Theophilus is the author of three collections, They Speak Only Our Mother Tongue (2011), Circle Line (2013) - shortlisted for the Singapore Literature Prize in 2014 - and Giving Ground (2016). He won the Jane Martin Prize in 2015 and the New Poets Prize in 2016, and was president of the Oxford University Poetry Society. He also works with Asymptote and The Oxford Culture Review.
Camille Ralphs lives and studies in Oxford. Her debut pamphlet of poems, Malkin, was published by The Emma Press in 2015. She is 2016-2017 President of the Oxford University Poetry Society.
Shara Lessley is the author of Two-Headed Nightingale and The Explosive Expert’s Wife (forthcoming 2018). A former Stegner Fellow in Poetry at Stanford University, Shara’s awards include the Mary Wood Fellowship from Washington College, the Diane Middlebrook Poetry Fellowship from the University of Wisconsin, Colgate University’s Olive B. O’Connor Fellowship, and a fellowship from the National Endowment for the Arts, among others. Shara was the inaugural Anne Spencer Poet-in-Residence at Randolph College. She is currently co-editing an anthology of essays on poetry and place.
Beulah is a recent graduate of the University of East Anglia where she studied English Literature and Creative Writing. Having been involved with the establishment of an Automatic Writing society at the university she has pursued an interest in creative writing as a responsive medium.

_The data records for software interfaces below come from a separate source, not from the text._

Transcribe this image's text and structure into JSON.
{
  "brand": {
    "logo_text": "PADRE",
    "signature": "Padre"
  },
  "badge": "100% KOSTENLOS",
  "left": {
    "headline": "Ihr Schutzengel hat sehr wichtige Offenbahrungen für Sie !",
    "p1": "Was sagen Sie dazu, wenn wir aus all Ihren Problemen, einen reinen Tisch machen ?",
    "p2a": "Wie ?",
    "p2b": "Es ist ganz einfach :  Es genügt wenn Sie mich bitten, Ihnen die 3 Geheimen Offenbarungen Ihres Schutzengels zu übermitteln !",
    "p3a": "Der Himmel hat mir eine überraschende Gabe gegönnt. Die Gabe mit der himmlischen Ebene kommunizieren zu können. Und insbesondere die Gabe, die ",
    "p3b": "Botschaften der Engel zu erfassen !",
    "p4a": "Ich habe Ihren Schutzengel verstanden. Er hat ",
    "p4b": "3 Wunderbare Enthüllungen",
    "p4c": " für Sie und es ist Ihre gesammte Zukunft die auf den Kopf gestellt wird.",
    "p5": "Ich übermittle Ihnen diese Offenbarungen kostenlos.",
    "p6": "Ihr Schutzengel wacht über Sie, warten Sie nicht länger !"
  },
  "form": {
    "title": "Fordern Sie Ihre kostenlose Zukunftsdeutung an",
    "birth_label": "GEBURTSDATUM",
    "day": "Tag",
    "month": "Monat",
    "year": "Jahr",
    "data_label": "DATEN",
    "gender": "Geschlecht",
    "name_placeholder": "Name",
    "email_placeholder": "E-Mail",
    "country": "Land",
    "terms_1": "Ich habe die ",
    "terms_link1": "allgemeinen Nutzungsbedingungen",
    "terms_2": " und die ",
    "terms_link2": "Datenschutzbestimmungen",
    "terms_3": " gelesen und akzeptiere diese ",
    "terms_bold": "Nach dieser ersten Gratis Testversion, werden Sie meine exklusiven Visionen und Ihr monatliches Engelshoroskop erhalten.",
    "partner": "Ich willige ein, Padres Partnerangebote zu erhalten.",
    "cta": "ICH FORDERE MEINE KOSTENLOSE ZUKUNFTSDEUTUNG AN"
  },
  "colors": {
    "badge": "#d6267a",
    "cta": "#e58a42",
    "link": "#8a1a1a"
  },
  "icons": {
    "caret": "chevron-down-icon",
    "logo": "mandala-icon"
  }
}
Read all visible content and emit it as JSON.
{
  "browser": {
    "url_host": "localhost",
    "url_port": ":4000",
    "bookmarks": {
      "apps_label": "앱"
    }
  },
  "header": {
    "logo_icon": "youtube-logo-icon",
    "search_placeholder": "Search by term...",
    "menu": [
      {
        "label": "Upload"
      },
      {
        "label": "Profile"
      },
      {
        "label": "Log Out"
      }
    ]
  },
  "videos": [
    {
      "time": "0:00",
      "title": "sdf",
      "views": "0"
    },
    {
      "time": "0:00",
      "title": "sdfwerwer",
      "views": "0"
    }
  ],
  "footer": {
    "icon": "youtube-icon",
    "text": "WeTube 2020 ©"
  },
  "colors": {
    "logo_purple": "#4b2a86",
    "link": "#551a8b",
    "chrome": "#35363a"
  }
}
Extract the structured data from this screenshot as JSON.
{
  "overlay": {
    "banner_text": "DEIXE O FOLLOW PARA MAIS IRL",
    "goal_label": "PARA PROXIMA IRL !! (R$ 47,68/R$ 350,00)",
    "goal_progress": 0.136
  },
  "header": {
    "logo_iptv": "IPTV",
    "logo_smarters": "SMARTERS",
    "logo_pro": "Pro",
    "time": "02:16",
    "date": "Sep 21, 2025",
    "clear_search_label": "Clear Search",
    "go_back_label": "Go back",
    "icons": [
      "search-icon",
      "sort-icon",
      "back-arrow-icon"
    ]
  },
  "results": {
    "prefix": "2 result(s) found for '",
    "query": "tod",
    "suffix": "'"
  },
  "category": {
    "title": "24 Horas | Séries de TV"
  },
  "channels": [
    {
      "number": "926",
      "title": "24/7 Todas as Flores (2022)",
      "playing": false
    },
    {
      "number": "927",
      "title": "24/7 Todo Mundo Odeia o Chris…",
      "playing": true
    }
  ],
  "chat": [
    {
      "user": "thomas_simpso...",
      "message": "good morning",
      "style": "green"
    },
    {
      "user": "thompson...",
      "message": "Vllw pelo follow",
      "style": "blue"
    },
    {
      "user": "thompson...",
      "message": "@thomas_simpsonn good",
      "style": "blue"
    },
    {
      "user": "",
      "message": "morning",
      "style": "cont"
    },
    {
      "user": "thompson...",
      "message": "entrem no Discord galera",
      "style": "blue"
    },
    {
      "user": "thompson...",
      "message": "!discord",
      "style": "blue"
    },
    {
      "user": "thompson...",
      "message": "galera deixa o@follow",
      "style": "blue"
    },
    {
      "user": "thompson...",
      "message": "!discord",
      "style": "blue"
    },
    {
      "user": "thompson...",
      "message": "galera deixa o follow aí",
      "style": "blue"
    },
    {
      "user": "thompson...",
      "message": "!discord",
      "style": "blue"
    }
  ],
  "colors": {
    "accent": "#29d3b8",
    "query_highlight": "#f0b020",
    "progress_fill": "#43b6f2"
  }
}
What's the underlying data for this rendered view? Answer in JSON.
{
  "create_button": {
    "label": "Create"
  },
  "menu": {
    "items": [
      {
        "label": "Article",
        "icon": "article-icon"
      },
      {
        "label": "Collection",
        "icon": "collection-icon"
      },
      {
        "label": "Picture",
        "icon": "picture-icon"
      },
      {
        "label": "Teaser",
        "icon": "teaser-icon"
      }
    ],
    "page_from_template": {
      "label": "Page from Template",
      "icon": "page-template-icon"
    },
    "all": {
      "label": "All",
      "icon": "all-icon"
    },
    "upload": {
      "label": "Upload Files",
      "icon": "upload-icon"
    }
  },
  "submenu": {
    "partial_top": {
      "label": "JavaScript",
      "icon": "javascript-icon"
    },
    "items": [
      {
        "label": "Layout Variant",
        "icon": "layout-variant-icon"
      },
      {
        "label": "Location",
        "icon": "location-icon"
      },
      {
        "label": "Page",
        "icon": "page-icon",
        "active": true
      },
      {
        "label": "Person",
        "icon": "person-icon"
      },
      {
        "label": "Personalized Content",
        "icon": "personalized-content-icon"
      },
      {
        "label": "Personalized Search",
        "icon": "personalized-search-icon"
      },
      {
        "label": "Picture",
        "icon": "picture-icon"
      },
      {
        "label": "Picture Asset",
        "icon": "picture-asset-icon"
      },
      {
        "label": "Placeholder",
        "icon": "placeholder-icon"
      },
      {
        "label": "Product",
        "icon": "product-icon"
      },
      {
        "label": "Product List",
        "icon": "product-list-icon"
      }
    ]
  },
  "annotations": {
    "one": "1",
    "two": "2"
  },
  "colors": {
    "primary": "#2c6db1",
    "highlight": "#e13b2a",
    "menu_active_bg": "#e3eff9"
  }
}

Erica McAlpine was born in Atlanta, Georgia and is a fellow in English at St Edmund Hall. Her poems have appeared in magazines including the Times Literary Supplement, the Spectator, Ambit, and Stand. Her first book of poems, The Country Gambler, appeared last April from Shearsman Books. Poetry London calls it “a work of significant technical achievement," and the TLS praises it as “intelligent and poised.” McAlpine lives Oxford with her husband and two children.